MidAmerican testing utility trucks which run on batteries
DES MOINES — MidAmerican Energy says it is the first utility company in the state to try all-electric utility trucks.
Company spokesman Geoff Greenwood says these are the large bucket trucks that allow them to get up in the air and work on power lines. “These trucks have two different batteries on board — one powers the vehicle and allows it to travel — and then the other battery allows the crews to do their work when they get to that location,” Greenwood says.
He says the Des Moines-based company has purchased three trucks and they to put them through their paces in the field before buying more. “Our goal is to see how they work, see how they operate in real-world conditions, all kinds of weather conditions, all kinds of terrain. And let’s test them out, let’s see how they work,” Greenwood says. “And if they work as well as we expect them to work, then we’ll be making a lot more purchases.”
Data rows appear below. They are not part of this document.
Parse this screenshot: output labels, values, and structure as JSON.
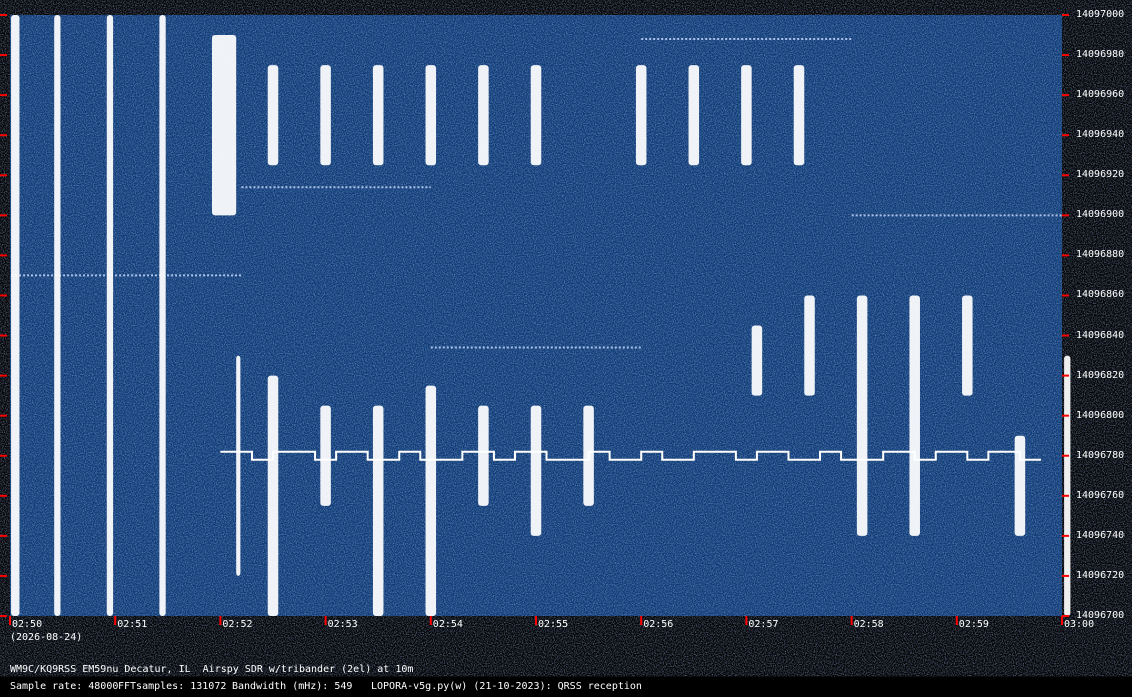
{
  "chart_data": {
    "type": "heatmap",
    "title": "WM9C/KQ9RSS EM59nu Decatur, IL  Airspy SDR w/tribander (2el) at 10m",
    "date": "(2026-08-24)",
    "time_ticks": [
      "02:50",
      "02:51",
      "02:52",
      "02:53",
      "02:54",
      "02:55",
      "02:56",
      "02:57",
      "02:58",
      "02:59",
      "03:00"
    ],
    "freq_ticks": [
      "14097000",
      "14096980",
      "14096960",
      "14096940",
      "14096920",
      "14096900",
      "14096880",
      "14096860",
      "14096840",
      "14096820",
      "14096800",
      "14096780",
      "14096760",
      "14096740",
      "14096720",
      "14096700"
    ],
    "freq_range": [
      14096700,
      14097000
    ],
    "time_range": [
      "02:50",
      "03:00"
    ],
    "colors": {
      "background": "#0e3a74",
      "signal": "#ffffff",
      "tick_mark": "#ff0000"
    },
    "signals": [
      {
        "t0": 0.1,
        "t1": 0.9,
        "f0": 14096700,
        "f1": 14097000
      },
      {
        "t0": 4.2,
        "t1": 4.8,
        "f0": 14096700,
        "f1": 14097000
      },
      {
        "t0": 9.2,
        "t1": 9.8,
        "f0": 14096700,
        "f1": 14097000
      },
      {
        "t0": 14.2,
        "t1": 14.8,
        "f0": 14096700,
        "f1": 14097000
      },
      {
        "t0": 19.2,
        "t1": 21.5,
        "f0": 14096900,
        "f1": 14096990
      },
      {
        "t0": 21.5,
        "t1": 21.9,
        "f0": 14096720,
        "f1": 14096830
      },
      {
        "t0": 24.5,
        "t1": 25.5,
        "f0": 14096925,
        "f1": 14096975
      },
      {
        "t0": 29.5,
        "t1": 30.5,
        "f0": 14096925,
        "f1": 14096975
      },
      {
        "t0": 34.5,
        "t1": 35.5,
        "f0": 14096925,
        "f1": 14096975
      },
      {
        "t0": 39.5,
        "t1": 40.5,
        "f0": 14096925,
        "f1": 14096975
      },
      {
        "t0": 44.5,
        "t1": 45.5,
        "f0": 14096925,
        "f1": 14096975
      },
      {
        "t0": 49.5,
        "t1": 50.5,
        "f0": 14096925,
        "f1": 14096975
      },
      {
        "t0": 59.5,
        "t1": 60.5,
        "f0": 14096925,
        "f1": 14096975
      },
      {
        "t0": 64.5,
        "t1": 65.5,
        "f0": 14096925,
        "f1": 14096975
      },
      {
        "t0": 69.5,
        "t1": 70.5,
        "f0": 14096925,
        "f1": 14096975
      },
      {
        "t0": 74.5,
        "t1": 75.5,
        "f0": 14096925,
        "f1": 14096975
      },
      {
        "t0": 24.5,
        "t1": 25.5,
        "f0": 14096700,
        "f1": 14096820
      },
      {
        "t0": 29.5,
        "t1": 30.5,
        "f0": 14096755,
        "f1": 14096805
      },
      {
        "t0": 34.5,
        "t1": 35.5,
        "f0": 14096700,
        "f1": 14096805
      },
      {
        "t0": 39.5,
        "t1": 40.5,
        "f0": 14096700,
        "f1": 14096815
      },
      {
        "t0": 44.5,
        "t1": 45.5,
        "f0": 14096755,
        "f1": 14096805
      },
      {
        "t0": 49.5,
        "t1": 50.5,
        "f0": 14096740,
        "f1": 14096805
      },
      {
        "t0": 54.5,
        "t1": 55.5,
        "f0": 14096755,
        "f1": 14096805
      },
      {
        "t0": 70.5,
        "t1": 71.5,
        "f0": 14096810,
        "f1": 14096845
      },
      {
        "t0": 75.5,
        "t1": 76.5,
        "f0": 14096810,
        "f1": 14096860
      },
      {
        "t0": 80.5,
        "t1": 81.5,
        "f0": 14096740,
        "f1": 14096860
      },
      {
        "t0": 85.5,
        "t1": 86.5,
        "f0": 14096740,
        "f1": 14096860
      },
      {
        "t0": 90.5,
        "t1": 91.5,
        "f0": 14096810,
        "f1": 14096860
      },
      {
        "t0": 95.5,
        "t1": 96.5,
        "f0": 14096740,
        "f1": 14096790
      },
      {
        "t0": 100.2,
        "t1": 100.8,
        "f0": 14096700,
        "f1": 14096830
      }
    ],
    "carriers": [
      {
        "t0": 0.1,
        "t1": 22.0,
        "f": 14096870
      },
      {
        "t0": 22.0,
        "t1": 40.0,
        "f": 14096914
      },
      {
        "t0": 40.0,
        "t1": 60.0,
        "f": 14096834
      },
      {
        "t0": 60.0,
        "t1": 80.0,
        "f": 14096988
      },
      {
        "t0": 80.0,
        "t1": 100.0,
        "f": 14096900
      }
    ],
    "fsk_trace": {
      "t0": 20.0,
      "t1": 98.0,
      "f_hi": 14096782,
      "f_lo": 14096778
    }
  },
  "footer": {
    "station": "WM9C/KQ9RSS EM59nu Decatur, IL  Airspy SDR w/tribander (2el) at 10m",
    "sample_rate": "Sample rate: 48000",
    "fft_samples": "FFTsamples: 131072",
    "bandwidth": "Bandwidth (mHz): 549",
    "software": "LOPORA-v5g.py(w) (21-10-2023): QRSS reception"
  }
}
Greenwood says the trucks have a 135-mile range. “We’ve assigned one to Sioux City, we’ve assigned one to the Des Moines area, and then we’ve assigned one to the Quad Cities. So we’ve got them spread across the state,” he says. “We are putting them to work as we speak, and our crews will run them through everything that they do day in and day out and see how they work.”
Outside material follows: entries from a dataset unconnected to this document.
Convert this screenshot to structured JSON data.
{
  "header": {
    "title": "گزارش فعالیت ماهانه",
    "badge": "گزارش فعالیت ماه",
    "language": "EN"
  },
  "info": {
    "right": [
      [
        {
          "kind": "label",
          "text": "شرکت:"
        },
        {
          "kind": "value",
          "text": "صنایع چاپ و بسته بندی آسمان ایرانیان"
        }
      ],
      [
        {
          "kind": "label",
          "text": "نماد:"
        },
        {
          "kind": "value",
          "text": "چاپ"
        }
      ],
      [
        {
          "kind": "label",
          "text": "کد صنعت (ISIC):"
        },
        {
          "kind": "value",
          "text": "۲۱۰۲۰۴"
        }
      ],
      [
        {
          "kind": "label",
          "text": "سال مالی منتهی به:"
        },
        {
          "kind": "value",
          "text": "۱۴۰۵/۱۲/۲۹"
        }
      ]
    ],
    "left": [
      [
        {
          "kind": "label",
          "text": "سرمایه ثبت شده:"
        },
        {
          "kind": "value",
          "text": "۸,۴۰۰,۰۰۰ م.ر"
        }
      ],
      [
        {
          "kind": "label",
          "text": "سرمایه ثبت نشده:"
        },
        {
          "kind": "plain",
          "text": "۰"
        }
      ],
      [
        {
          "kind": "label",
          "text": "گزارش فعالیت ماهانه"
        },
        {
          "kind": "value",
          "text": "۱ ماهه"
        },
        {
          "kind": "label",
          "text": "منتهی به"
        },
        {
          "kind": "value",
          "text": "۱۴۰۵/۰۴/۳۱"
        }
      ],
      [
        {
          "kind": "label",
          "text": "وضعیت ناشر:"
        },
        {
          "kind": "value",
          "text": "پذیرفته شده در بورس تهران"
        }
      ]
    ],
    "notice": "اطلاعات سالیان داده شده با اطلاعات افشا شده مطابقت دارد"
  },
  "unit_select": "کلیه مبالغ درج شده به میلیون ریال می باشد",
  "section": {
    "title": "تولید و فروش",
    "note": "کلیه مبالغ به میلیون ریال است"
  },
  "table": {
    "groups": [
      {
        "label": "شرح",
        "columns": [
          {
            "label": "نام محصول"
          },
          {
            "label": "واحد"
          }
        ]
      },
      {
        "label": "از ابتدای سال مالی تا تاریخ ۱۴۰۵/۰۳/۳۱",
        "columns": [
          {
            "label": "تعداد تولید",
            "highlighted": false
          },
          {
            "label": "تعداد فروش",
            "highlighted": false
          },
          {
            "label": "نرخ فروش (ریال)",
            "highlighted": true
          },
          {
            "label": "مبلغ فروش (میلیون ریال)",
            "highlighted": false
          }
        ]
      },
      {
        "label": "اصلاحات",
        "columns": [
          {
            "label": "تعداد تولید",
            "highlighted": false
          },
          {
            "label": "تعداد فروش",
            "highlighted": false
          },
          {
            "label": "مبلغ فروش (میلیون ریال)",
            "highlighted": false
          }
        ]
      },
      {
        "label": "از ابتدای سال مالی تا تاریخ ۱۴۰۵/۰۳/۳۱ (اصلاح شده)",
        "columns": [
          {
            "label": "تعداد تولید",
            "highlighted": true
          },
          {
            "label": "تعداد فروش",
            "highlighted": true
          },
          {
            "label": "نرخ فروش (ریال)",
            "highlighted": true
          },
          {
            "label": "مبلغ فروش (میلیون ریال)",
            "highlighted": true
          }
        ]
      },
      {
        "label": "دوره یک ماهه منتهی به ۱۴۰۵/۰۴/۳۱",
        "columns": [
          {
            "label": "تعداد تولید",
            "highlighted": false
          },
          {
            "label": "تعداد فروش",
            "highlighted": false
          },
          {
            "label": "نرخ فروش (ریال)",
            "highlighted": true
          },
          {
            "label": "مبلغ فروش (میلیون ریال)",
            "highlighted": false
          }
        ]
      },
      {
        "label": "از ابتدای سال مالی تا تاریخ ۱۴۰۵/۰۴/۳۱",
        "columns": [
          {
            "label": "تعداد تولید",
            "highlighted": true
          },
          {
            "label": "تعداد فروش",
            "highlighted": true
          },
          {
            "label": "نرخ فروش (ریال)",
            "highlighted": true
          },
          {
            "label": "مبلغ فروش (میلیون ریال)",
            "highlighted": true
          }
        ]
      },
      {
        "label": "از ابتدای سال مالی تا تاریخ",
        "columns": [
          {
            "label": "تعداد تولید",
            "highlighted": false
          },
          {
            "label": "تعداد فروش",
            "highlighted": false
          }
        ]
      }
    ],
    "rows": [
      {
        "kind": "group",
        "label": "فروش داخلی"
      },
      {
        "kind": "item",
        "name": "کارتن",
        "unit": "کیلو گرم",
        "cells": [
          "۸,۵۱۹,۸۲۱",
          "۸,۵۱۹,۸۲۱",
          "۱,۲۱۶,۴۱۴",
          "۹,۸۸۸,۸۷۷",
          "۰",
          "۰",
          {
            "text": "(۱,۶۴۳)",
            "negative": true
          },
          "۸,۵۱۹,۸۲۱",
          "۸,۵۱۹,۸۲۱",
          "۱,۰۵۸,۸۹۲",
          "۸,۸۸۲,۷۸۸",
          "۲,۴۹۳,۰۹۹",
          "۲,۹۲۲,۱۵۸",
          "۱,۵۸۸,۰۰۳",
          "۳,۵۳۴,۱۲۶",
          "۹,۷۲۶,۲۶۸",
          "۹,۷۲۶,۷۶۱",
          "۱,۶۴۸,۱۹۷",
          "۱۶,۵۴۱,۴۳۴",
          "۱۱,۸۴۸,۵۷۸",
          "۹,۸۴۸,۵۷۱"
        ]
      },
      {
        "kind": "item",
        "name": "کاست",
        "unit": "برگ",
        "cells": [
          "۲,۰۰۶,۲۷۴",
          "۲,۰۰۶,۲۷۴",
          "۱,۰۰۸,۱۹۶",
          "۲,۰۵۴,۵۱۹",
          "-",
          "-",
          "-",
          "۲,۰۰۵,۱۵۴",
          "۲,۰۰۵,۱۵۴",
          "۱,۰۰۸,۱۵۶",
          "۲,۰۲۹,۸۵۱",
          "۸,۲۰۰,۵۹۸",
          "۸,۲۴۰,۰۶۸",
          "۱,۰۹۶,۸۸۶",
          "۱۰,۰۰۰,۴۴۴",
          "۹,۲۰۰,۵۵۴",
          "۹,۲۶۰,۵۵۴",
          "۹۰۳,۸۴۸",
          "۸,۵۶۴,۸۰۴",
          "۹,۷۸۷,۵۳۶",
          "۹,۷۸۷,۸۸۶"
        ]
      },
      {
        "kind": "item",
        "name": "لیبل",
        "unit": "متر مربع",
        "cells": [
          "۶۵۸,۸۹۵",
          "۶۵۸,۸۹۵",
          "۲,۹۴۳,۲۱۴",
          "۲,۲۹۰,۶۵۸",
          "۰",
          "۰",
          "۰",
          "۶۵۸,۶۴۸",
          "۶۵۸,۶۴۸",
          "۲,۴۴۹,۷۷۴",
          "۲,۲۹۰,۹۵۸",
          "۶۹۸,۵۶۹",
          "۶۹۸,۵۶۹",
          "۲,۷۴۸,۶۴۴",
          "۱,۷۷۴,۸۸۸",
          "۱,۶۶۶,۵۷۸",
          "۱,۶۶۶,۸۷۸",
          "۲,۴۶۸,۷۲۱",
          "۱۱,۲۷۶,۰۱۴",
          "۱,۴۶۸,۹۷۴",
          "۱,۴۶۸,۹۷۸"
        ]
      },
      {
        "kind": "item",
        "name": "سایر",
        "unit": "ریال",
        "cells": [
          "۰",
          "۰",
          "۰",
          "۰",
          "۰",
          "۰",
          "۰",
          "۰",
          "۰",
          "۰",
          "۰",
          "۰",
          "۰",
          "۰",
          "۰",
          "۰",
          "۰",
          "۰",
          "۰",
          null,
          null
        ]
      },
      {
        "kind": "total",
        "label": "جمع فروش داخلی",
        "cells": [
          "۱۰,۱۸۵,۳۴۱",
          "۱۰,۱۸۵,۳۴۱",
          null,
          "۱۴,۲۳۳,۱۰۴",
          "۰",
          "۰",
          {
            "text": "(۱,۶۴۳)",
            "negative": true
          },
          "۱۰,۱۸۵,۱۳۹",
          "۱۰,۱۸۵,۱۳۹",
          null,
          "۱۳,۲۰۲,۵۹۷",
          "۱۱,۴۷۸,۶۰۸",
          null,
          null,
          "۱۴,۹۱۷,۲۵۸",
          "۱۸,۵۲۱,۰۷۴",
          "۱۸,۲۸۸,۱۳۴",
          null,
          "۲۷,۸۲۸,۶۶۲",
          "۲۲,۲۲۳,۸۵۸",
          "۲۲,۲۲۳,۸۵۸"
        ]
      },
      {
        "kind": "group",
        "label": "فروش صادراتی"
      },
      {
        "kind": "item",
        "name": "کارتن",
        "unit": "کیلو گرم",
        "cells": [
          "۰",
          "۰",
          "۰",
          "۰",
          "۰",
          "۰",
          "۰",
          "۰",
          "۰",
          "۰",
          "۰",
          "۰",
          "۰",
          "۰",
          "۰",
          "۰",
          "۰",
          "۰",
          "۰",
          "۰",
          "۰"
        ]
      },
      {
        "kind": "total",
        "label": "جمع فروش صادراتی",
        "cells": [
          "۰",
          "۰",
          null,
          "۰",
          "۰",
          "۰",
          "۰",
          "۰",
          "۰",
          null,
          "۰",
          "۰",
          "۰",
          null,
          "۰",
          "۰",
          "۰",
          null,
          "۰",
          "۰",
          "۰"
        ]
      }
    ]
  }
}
He says they have fast chargers at their facilities where the trucks and be charged overnight. Greenwood says they don’t make much noise — which will make it easier for crews to communicate in the field. He says they will put out no emissions, which allows crews train on them using an indoor facility. Greenwood says the cost of operating the trucks is something they are also reviewing.
“An electric vehicle is more expensive, however, we’re not paying for fuel. And there’s a lot of maintenance that you would have to do using a combustion engine that you don’t need for an electric vehicle,” he says. “For example, no oil change, these don’t need oil changes. So they are more expensive up-front, but we’re eager to see what kind of maintenance savings we get as we progress.” Greenwood says the trucks are charging up with renewable energy from their own wind farms — which brings things full circle.